Overview of Canine Antidepressant Drug Toxicity
Increased recognition of human depression and advances in human medical therapy for depression has increased the amount of humans using antidepressant medications. Because of this, pets are also getting help from the same prescription medication for a variety of animal behavioral problems. Due to the availability of these drugs and potential for exposure, accidental animal toxicities have increased.
According to the ASPCA Animal Poison Control Center (APCC), last year they managed hundreds of such cases. APCC experts have noted the following medications to be potentially harmful:
What to Watch For
Signs of antidepressant drug toxicity in dogs may vary depending on the amount ingested, time since ingestion, size/weight of your dog, and type of medication ingested. Symptoms of intoxication may include any or all of the following:
Dogs may act as if they are intoxicated. These signs develop within 30 minutes to 12 hours after ingestion depending on the type and amount ingested.
Diagnosis of Antidepressant Drug Toxicity in Dogs
There are no specific tests to diagnose ingestion or overdose of antidepressant medications. Diagnostic tests may be recommended to help eliminate other causes of your pets symptoms and to determine detrimental effects of the medication. Recommendations may include:
Treatment of Antidepressant Drug Toxicity in Dogs
Treatment for antidepressant toxicosis includes one or more of the following:
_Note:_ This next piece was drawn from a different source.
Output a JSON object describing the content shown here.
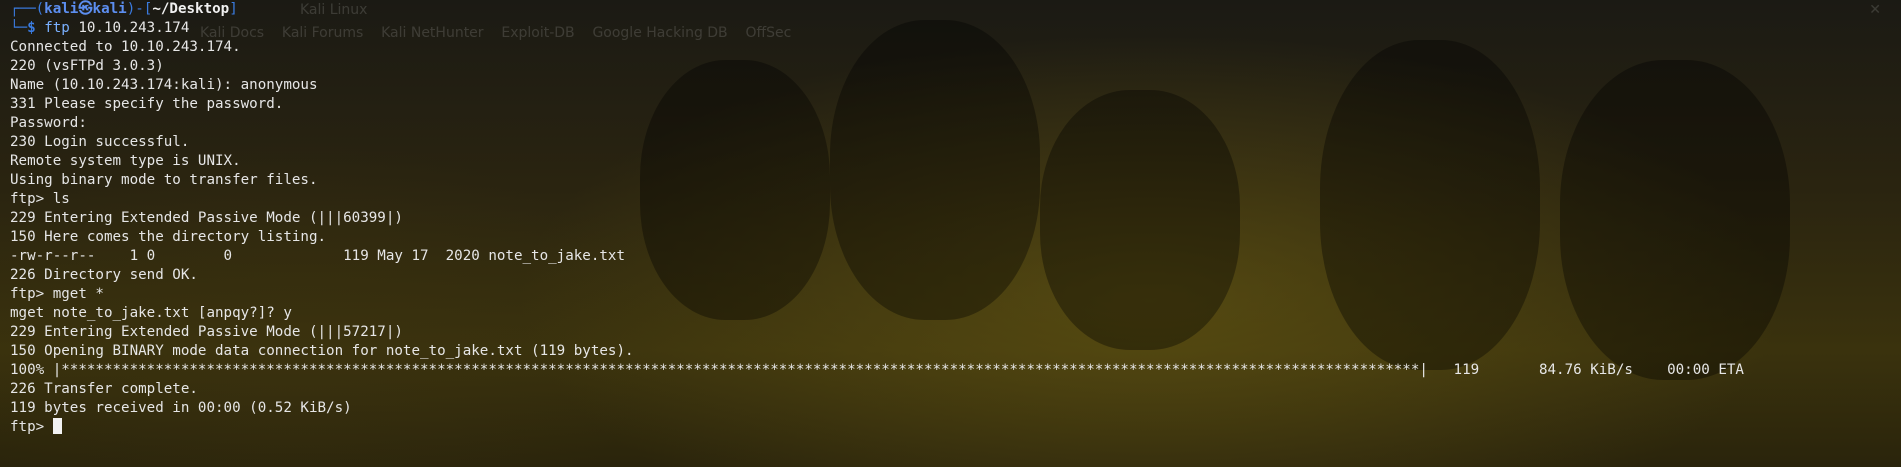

Remove your dog from the source of toxicity. Call your veterinarian immediately if you suspect your dog to have consumed un-prescribed doses of antidepressant medications. Your veterinarian may recommend you induce vomiting in your pet by oral administration of hydrogen peroxide. Transport your pet to your veterinarian as per their recommendations.
Never give human medications to your dog without consulting your veterinarian. Keep all medications out of the reach of pets.
Use prescription medications only as directed.
Most important: Do not allow your pet to roam unsupervised. Pets that are allowed to roam unsupervised are more likely to encounter all sorts of drugs or toxins. In most cases of roaming dogs, owners are not aware of what they could have ingested and deal with a sick pet that may have a life threatening toxicity.